== Action item ==
Where does the word "JSON" occur in the data below? Copy each line that holds it.
━━━
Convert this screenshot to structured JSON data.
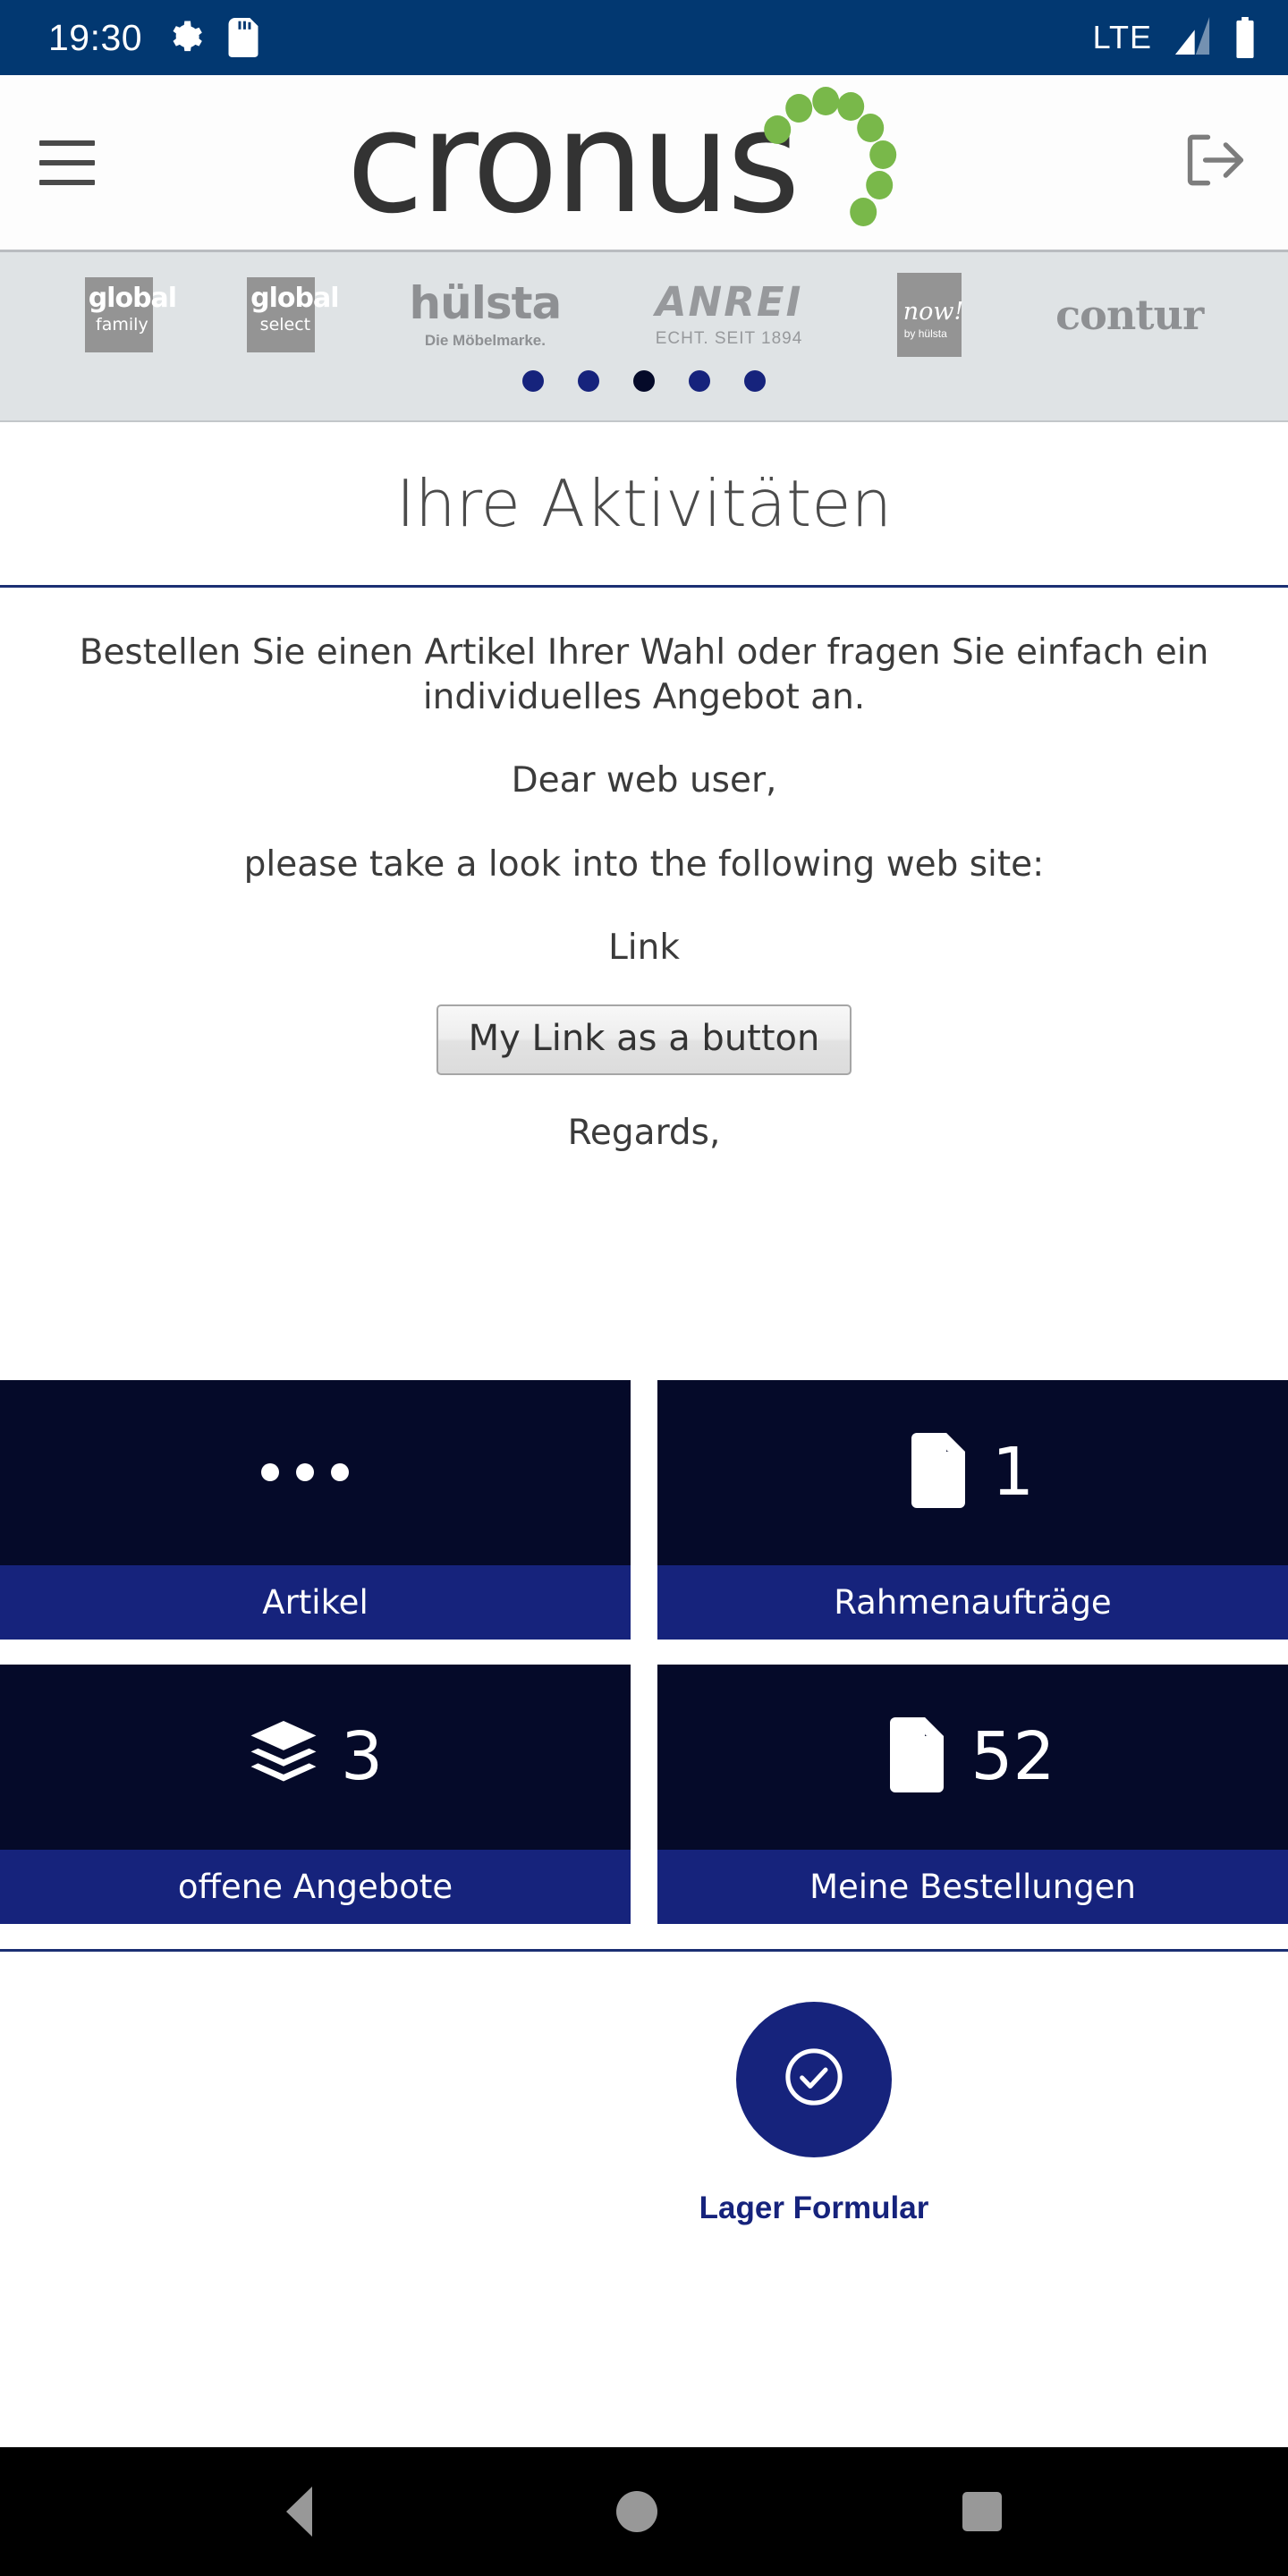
{
  "statusbar": {
    "time": "19:30",
    "network": "LTE",
    "icons": [
      "gear-icon",
      "sd-card-icon",
      "signal-icon",
      "battery-icon"
    ]
  },
  "header": {
    "menu_icon": "hamburger-icon",
    "logo_text": "cronus",
    "logout_icon": "logout-icon"
  },
  "brands": {
    "items": [
      {
        "name": "global family",
        "main": "global",
        "sub": "family"
      },
      {
        "name": "global select",
        "main": "global",
        "sub": "select"
      },
      {
        "name": "hülsta",
        "main": "hülsta",
        "sub": "Die Möbelmarke."
      },
      {
        "name": "ANREI",
        "main": "ANREI",
        "sub": "ECHT. SEIT 1894"
      },
      {
        "name": "now! by hülsta",
        "main": "now!",
        "sub": "by hülsta"
      },
      {
        "name": "contur",
        "main": "contur",
        "sub": ""
      }
    ],
    "dots": [
      {
        "color": "#16237c"
      },
      {
        "color": "#16237c"
      },
      {
        "color": "#050a29"
      },
      {
        "color": "#16237c"
      },
      {
        "color": "#16237c"
      }
    ]
  },
  "page": {
    "title": "Ihre Aktivitäten"
  },
  "body": {
    "intro": "Bestellen Sie einen Artikel Ihrer Wahl oder fragen Sie einfach ein individuelles Angebot an.",
    "greeting": "Dear web user,",
    "instruction": "please take a look into the following web site:",
    "link_label": "Link",
    "button_label": "My Link as a button",
    "signoff": "Regards,"
  },
  "tiles": [
    {
      "label": "Artikel",
      "count": "",
      "icon": "ellipsis-icon"
    },
    {
      "label": "Rahmenaufträge",
      "count": "1",
      "icon": "document-icon"
    },
    {
      "label": "offene Angebote",
      "count": "3",
      "icon": "layers-icon"
    },
    {
      "label": "Meine Bestellungen",
      "count": "52",
      "icon": "document-icon"
    }
  ],
  "actions": [
    {
      "label": "Lager Formular",
      "icon": "check-circle-icon"
    }
  ],
  "navbar": {
    "back": "back-icon",
    "home": "home-icon",
    "recents": "recents-icon"
  },
  "colors": {
    "status_bar": "#023871",
    "tile_body": "#050a29",
    "tile_footer": "#16237c",
    "accent": "#16237c",
    "logo_green": "#79b84a"
  }
}
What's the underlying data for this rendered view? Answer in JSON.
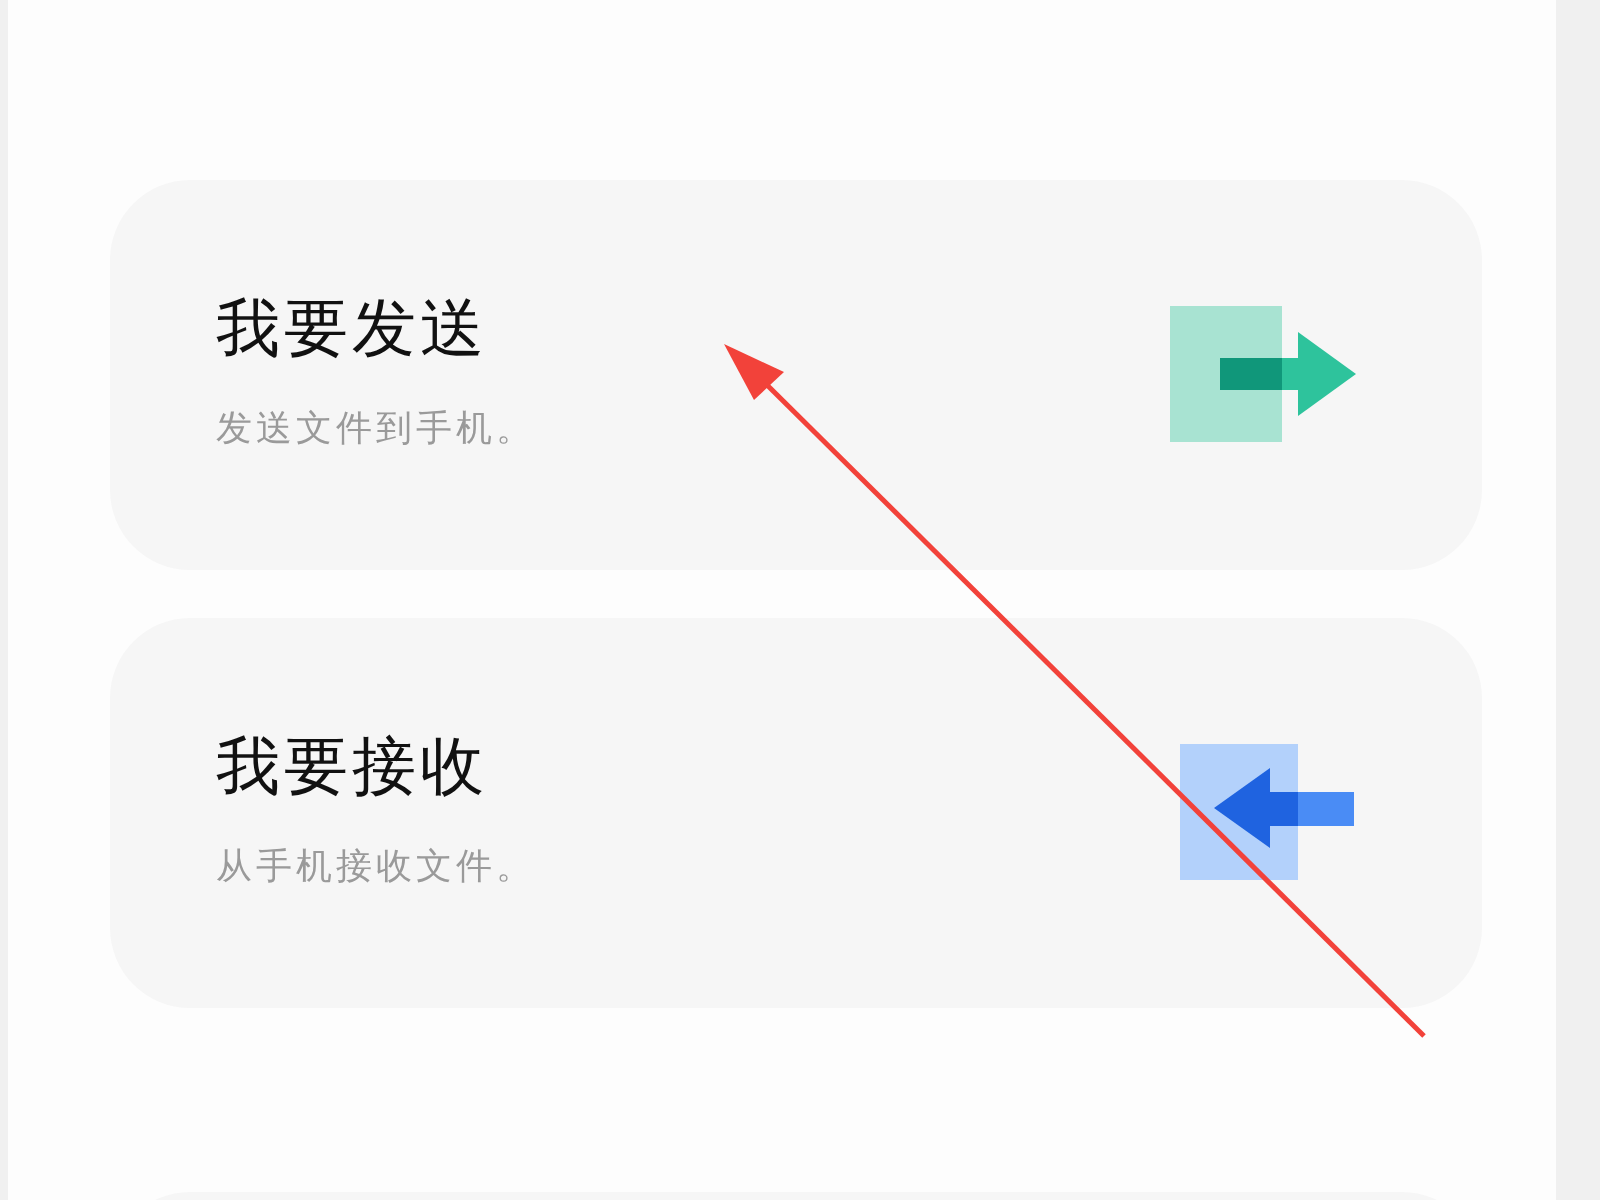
{
  "options": [
    {
      "kind": "send",
      "title": "我要发送",
      "subtitle": "发送文件到手机。"
    },
    {
      "kind": "receive",
      "title": "我要接收",
      "subtitle": "从手机接收文件。"
    }
  ]
}
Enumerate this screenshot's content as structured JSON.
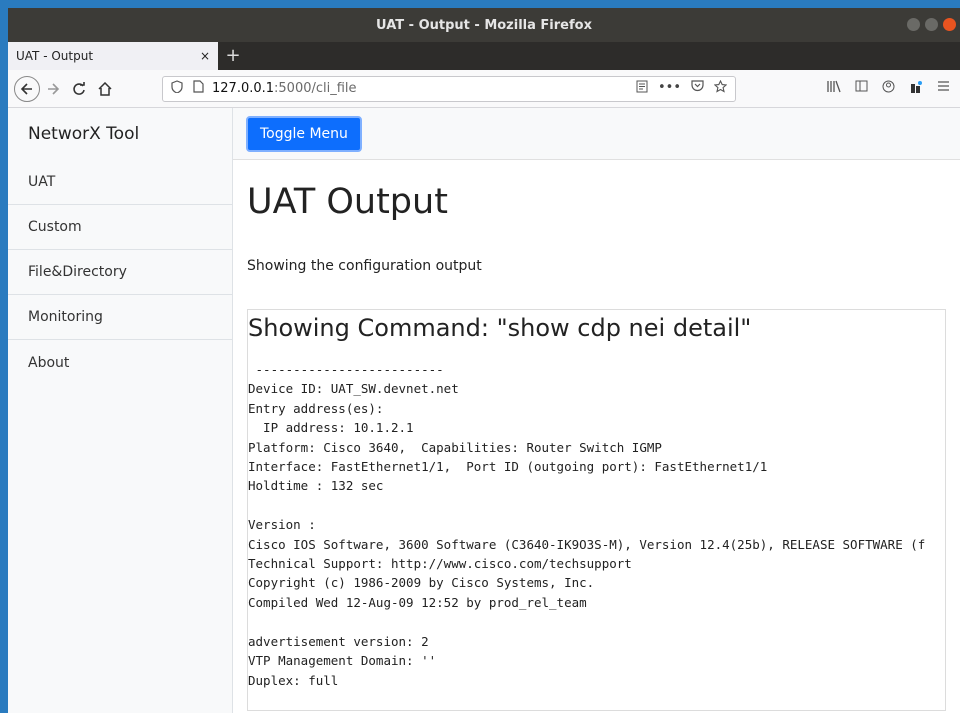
{
  "window": {
    "title": "UAT - Output - Mozilla Firefox"
  },
  "browser": {
    "tab_title": "UAT - Output",
    "tab_close": "×",
    "new_tab": "+",
    "url_host": "127.0.0.1",
    "url_rest": ":5000/cli_file"
  },
  "sidebar": {
    "brand": "NetworX Tool",
    "items": [
      {
        "label": "UAT"
      },
      {
        "label": "Custom"
      },
      {
        "label": "File&Directory"
      },
      {
        "label": "Monitoring"
      },
      {
        "label": "About"
      }
    ]
  },
  "main": {
    "toggle_label": "Toggle Menu",
    "title": "UAT Output",
    "subtitle": "Showing the configuration output",
    "command_title": "Showing Command: \"show cdp nei detail\"",
    "output": " -------------------------\nDevice ID: UAT_SW.devnet.net\nEntry address(es):\n  IP address: 10.1.2.1\nPlatform: Cisco 3640,  Capabilities: Router Switch IGMP\nInterface: FastEthernet1/1,  Port ID (outgoing port): FastEthernet1/1\nHoldtime : 132 sec\n\nVersion :\nCisco IOS Software, 3600 Software (C3640-IK9O3S-M), Version 12.4(25b), RELEASE SOFTWARE (f\nTechnical Support: http://www.cisco.com/techsupport\nCopyright (c) 1986-2009 by Cisco Systems, Inc.\nCompiled Wed 12-Aug-09 12:52 by prod_rel_team\n\nadvertisement version: 2\nVTP Management Domain: ''\nDuplex: full"
  }
}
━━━
== Result ==
Convert this screenshot to structured JSON data.
What's the underlying data for this rendered view? Answer in JSON.
Enumerate this screenshot's content as structured JSON.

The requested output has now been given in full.